* _EXERCISE REQUIREMENTS_
Using the listing below, report how many lines contain the word "badge" and give no other words.

* _SOURCE INFORMATION_
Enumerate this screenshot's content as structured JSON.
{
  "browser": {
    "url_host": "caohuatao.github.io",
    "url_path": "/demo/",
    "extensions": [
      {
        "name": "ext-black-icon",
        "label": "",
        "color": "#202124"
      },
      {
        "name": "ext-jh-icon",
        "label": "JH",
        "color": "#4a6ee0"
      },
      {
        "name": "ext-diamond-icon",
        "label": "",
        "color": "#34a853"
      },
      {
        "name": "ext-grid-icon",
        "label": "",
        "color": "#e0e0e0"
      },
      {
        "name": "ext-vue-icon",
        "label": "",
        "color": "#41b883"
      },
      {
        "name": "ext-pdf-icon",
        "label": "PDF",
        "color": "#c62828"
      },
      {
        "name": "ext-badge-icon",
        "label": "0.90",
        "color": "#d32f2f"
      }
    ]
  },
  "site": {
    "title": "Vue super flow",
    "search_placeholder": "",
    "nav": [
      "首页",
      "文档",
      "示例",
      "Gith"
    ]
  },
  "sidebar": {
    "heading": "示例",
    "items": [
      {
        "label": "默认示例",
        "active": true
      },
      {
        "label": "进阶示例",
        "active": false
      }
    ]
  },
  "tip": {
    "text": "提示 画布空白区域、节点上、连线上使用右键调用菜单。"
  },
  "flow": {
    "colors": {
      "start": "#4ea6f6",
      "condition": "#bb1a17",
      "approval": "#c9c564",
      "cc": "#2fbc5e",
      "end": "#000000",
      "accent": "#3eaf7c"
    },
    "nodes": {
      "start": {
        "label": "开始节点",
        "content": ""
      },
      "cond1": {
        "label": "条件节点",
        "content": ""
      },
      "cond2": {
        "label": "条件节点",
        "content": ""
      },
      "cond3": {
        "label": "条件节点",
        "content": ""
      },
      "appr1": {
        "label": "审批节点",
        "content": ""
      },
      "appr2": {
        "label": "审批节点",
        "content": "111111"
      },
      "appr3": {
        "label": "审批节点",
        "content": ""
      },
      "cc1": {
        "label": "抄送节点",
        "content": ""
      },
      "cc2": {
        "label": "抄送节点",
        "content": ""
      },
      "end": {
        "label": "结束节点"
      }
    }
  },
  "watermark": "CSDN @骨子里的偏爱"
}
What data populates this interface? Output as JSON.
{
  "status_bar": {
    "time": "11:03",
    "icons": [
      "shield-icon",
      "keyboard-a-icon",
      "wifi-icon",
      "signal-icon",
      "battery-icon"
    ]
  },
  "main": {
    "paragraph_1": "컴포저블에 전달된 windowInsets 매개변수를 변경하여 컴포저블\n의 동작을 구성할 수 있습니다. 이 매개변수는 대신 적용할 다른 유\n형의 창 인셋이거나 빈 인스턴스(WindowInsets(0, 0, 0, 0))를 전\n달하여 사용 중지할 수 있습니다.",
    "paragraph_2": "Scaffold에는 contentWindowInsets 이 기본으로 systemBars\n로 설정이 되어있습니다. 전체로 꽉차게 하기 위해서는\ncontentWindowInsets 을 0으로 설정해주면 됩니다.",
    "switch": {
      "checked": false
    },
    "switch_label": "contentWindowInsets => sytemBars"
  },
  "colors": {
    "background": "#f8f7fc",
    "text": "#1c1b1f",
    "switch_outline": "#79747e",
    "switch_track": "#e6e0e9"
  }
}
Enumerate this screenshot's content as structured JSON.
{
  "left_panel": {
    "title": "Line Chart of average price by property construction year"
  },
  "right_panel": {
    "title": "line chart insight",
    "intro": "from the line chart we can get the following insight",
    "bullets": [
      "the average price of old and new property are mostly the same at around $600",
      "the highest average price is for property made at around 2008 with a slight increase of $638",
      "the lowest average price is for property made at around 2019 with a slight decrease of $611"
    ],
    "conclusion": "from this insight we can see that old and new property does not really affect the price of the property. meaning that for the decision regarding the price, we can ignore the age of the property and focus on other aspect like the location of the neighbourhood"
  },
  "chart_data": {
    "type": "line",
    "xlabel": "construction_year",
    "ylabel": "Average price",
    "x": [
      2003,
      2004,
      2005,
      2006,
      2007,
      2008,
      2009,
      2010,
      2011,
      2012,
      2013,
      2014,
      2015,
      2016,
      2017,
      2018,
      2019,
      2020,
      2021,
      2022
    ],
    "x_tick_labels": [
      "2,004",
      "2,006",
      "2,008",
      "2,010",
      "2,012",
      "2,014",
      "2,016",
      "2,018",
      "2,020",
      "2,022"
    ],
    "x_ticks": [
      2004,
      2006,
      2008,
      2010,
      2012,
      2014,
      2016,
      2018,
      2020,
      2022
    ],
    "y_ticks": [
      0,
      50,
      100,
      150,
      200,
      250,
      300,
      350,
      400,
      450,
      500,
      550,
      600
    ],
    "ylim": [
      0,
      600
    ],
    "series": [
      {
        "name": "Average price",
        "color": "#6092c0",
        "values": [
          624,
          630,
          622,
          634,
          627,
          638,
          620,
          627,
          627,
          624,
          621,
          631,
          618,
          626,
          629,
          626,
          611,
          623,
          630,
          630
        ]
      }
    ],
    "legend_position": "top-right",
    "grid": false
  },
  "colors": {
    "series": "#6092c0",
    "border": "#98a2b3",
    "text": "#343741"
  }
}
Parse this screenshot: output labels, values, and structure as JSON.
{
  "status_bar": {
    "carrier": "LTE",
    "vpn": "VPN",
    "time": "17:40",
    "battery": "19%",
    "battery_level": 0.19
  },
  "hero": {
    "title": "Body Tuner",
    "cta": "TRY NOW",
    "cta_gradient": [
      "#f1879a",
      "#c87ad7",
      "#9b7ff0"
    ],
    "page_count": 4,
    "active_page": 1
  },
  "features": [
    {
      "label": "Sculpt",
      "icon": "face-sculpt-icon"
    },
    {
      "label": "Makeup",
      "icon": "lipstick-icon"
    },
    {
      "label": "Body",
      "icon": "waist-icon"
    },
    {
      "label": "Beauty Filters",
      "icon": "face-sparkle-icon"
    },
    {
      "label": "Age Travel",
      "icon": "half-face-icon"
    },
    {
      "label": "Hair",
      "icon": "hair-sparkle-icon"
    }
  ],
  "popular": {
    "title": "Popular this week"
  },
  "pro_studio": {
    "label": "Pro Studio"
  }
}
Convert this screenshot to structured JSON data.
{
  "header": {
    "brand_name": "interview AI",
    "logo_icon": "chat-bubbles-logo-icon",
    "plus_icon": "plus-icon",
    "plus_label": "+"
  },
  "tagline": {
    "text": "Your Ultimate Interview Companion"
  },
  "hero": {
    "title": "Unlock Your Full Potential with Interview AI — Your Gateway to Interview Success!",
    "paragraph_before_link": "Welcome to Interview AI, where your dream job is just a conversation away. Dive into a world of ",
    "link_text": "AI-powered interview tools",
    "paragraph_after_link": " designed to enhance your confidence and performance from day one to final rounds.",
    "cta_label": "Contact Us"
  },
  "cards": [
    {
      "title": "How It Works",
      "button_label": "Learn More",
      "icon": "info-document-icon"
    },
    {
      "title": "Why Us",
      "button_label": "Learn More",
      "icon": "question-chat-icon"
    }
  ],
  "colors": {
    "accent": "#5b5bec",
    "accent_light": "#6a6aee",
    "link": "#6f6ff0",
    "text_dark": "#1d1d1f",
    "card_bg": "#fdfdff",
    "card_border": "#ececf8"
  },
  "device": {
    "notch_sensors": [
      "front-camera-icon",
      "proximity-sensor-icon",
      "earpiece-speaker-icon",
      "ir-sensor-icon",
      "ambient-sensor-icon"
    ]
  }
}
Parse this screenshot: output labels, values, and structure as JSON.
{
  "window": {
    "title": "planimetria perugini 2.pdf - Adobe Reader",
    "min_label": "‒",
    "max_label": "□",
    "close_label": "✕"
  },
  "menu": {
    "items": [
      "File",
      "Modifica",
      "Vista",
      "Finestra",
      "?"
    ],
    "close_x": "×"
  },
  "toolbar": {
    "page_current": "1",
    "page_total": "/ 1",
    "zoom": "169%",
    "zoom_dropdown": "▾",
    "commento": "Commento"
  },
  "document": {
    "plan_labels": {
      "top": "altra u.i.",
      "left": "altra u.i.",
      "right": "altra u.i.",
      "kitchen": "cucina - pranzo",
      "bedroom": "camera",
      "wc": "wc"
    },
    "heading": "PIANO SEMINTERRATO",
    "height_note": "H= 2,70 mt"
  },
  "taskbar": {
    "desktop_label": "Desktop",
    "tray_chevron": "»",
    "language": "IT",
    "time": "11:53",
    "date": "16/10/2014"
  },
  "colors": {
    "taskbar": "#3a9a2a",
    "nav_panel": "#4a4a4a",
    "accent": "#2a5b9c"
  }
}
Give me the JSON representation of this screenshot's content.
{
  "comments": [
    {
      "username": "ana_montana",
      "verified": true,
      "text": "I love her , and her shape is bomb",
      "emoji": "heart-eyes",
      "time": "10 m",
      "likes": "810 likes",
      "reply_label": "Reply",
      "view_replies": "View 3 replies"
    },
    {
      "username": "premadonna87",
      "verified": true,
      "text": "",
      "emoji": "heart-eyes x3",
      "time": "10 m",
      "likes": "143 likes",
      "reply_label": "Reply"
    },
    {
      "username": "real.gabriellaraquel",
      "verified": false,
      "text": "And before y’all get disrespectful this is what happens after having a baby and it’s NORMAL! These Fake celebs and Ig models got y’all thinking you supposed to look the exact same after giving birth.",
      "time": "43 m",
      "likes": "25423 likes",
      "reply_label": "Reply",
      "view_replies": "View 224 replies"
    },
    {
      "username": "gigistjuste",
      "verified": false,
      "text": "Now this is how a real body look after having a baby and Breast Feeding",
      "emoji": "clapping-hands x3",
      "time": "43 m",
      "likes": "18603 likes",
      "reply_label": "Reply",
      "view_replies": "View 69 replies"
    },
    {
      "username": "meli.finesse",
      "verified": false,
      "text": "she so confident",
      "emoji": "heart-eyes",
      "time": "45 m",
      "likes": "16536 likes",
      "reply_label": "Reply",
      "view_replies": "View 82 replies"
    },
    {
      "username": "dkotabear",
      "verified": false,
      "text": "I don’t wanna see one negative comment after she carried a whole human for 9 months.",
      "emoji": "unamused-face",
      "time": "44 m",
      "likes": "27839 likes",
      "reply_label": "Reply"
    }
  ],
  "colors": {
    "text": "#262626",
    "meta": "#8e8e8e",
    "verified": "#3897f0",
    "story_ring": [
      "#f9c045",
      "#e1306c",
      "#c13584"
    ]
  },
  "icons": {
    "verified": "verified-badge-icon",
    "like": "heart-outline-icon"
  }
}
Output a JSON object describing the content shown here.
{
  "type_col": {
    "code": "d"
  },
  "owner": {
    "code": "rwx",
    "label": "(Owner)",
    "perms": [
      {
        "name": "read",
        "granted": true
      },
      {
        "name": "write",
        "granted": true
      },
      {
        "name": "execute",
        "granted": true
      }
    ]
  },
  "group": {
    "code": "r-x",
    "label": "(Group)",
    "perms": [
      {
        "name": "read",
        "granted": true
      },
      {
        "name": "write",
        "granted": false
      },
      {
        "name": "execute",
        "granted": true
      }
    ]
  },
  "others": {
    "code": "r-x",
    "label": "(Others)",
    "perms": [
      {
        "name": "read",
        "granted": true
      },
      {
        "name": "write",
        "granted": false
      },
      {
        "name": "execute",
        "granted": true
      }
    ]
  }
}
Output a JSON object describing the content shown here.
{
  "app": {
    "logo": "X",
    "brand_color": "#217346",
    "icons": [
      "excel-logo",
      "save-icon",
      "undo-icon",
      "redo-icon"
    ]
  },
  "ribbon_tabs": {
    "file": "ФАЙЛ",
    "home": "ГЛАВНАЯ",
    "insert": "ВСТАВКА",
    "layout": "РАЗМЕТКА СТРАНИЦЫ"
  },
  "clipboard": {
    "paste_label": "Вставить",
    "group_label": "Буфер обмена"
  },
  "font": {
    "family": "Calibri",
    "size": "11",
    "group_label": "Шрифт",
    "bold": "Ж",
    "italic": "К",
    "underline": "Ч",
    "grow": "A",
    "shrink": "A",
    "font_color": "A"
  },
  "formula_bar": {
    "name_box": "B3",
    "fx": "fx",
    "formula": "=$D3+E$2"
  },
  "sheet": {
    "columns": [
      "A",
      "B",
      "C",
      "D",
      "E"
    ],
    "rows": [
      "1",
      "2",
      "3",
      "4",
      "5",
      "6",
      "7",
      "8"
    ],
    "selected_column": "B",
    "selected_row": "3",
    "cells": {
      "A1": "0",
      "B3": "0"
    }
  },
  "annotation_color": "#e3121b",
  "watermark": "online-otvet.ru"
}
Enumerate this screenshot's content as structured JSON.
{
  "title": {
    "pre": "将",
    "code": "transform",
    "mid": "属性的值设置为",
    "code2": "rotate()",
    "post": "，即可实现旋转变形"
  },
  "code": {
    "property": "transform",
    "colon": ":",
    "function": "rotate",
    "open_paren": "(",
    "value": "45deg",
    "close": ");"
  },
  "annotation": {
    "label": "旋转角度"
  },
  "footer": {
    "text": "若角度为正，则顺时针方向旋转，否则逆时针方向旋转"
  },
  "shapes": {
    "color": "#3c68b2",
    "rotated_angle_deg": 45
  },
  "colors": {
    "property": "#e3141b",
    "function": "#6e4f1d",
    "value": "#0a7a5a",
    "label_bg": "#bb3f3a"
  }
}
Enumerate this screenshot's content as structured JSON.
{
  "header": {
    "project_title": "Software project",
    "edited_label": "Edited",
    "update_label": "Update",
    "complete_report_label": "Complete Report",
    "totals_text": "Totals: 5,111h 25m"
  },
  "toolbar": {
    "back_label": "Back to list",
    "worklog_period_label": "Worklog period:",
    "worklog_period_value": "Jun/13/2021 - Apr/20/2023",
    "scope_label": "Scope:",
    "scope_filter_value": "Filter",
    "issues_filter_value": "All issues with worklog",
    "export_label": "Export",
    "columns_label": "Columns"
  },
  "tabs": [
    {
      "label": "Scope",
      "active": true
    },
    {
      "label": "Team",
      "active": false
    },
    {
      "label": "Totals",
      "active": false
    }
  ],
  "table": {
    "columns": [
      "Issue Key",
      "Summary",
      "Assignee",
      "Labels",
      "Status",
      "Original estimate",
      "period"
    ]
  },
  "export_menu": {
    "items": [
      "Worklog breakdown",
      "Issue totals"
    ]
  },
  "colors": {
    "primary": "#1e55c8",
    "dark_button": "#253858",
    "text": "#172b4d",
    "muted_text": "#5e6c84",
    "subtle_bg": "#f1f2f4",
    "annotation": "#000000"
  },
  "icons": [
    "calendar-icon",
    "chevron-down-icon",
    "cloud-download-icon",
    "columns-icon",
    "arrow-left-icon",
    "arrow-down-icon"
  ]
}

* _WRITTEN RESPONSE_
2